    Study strengths

    The sample collection was fortuitous, occurring several weeks after the peak in the winter surge of SARS-CoV-2 in Ohio, when human-to-deer transmission would presumably have been the highest. The collection of samples from multiple sites and the full genome sequencing was important to determining that multiple human-to-deer transmission events had occurred and that unique variants of some lineages (e.g., B.1.596) were likely spreading between deer at some sites.


    A similar preprint about SARS-CoV-2 RNA detection in white-tailed deer in Iowa was posted only days before this article (, reporting multiple SARS-CoV-2 lineages in the sampled deer, including B.1.2 and B.1.596. However, because the two studies were posted so close together in time, it is unknown whether genotypes in these lineages are shared between deer populations in the two states, which might suggest specific adaptation of the virus to deer, as happened in outbreaks of SARS-CoV-2 in farmed mink. For Ohio sites where only one deer sample was sequenced, it unknown whether deer-to-deer transmission was occurring or not. Moreover, the dynamics of deer-to-deer transmission and whether infection is causing disease and mortality in deer within the Ohio sites cannot be inferred from the limited genetic data. More longitudinal surveillance will be needed. Finally, it is unclear from this study alone how deer are become exposed (e.g., direct exposure to humans in yards or during hunting, or indirectly through contaminated water or trash) and transmitting the virus to each other (e.g., direct contact, airborne, or environmental).

    Value added

    This study provides direct evidence that free-living white-tailed deer are becoming infected with SARS-CoV-2 via direct or indirect contact with infected humans or contaminated materials.

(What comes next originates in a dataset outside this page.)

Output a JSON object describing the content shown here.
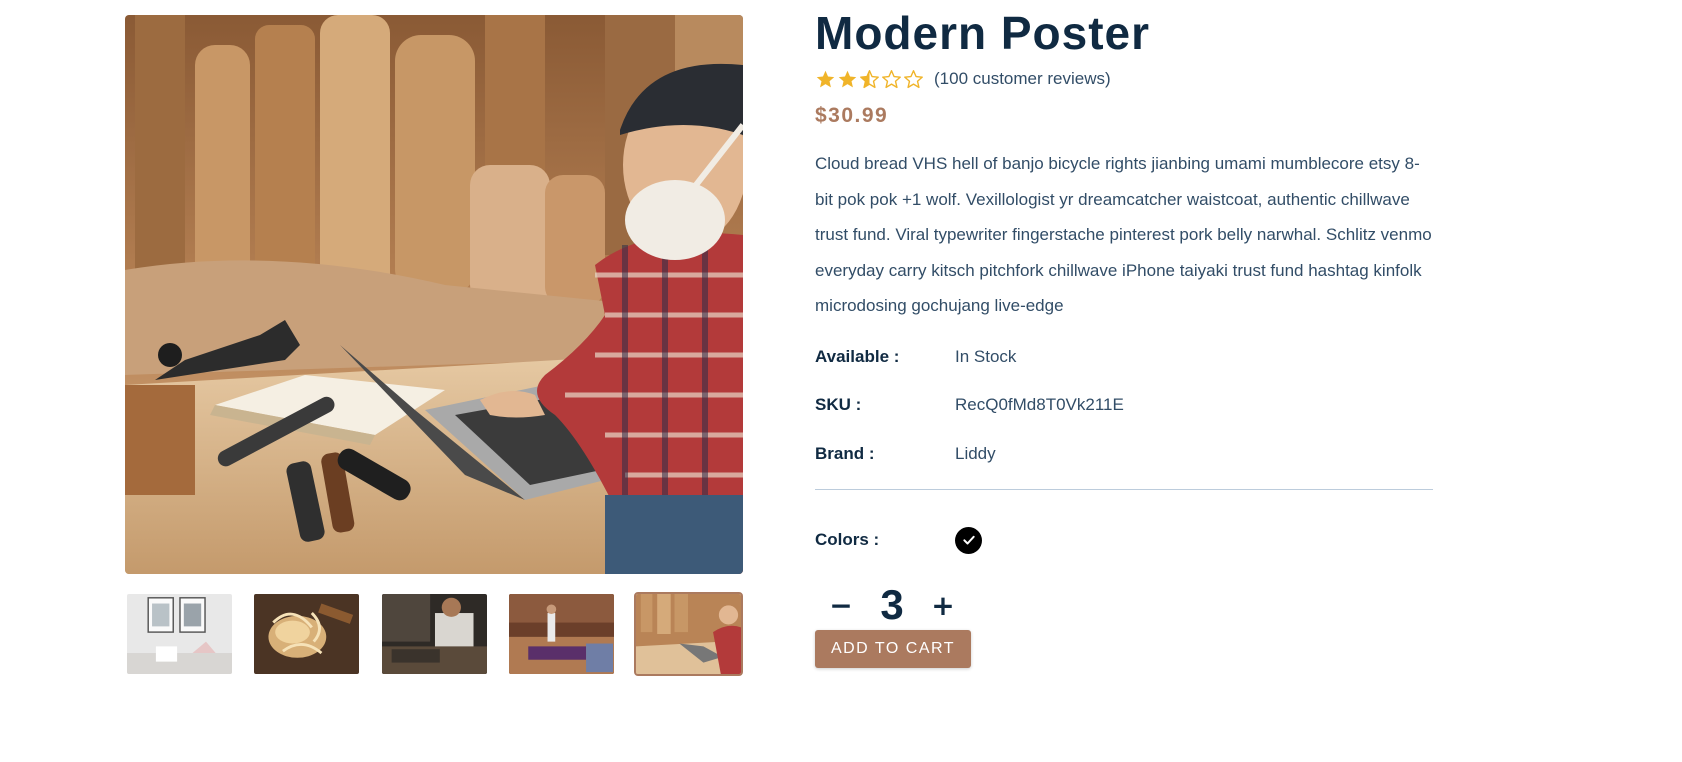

The results corroborate similar findings published contemporaneously ( []), wherein 94/283 (33.2%) sampled deer (151 free-living and 132 captive) in Iowa between April 2020 and January 2021 were positive for SARS-CoV-2 RNA by RT-PCR. Because white-tailed deer are widespread in the United States and live in areas spanning the rural-urban spectrum, sometimes at high densities, there are likely many opportunities for exposure to SARS-CoV-2 circulating in human populations. If similar human-to-deer transmission events are occurring in many other states, and if deer-to-deer transmission is efficient, then this presents a risk that SARS-CoV-2 may become established in deer populations and potentially lead to deer-to-human transmission events.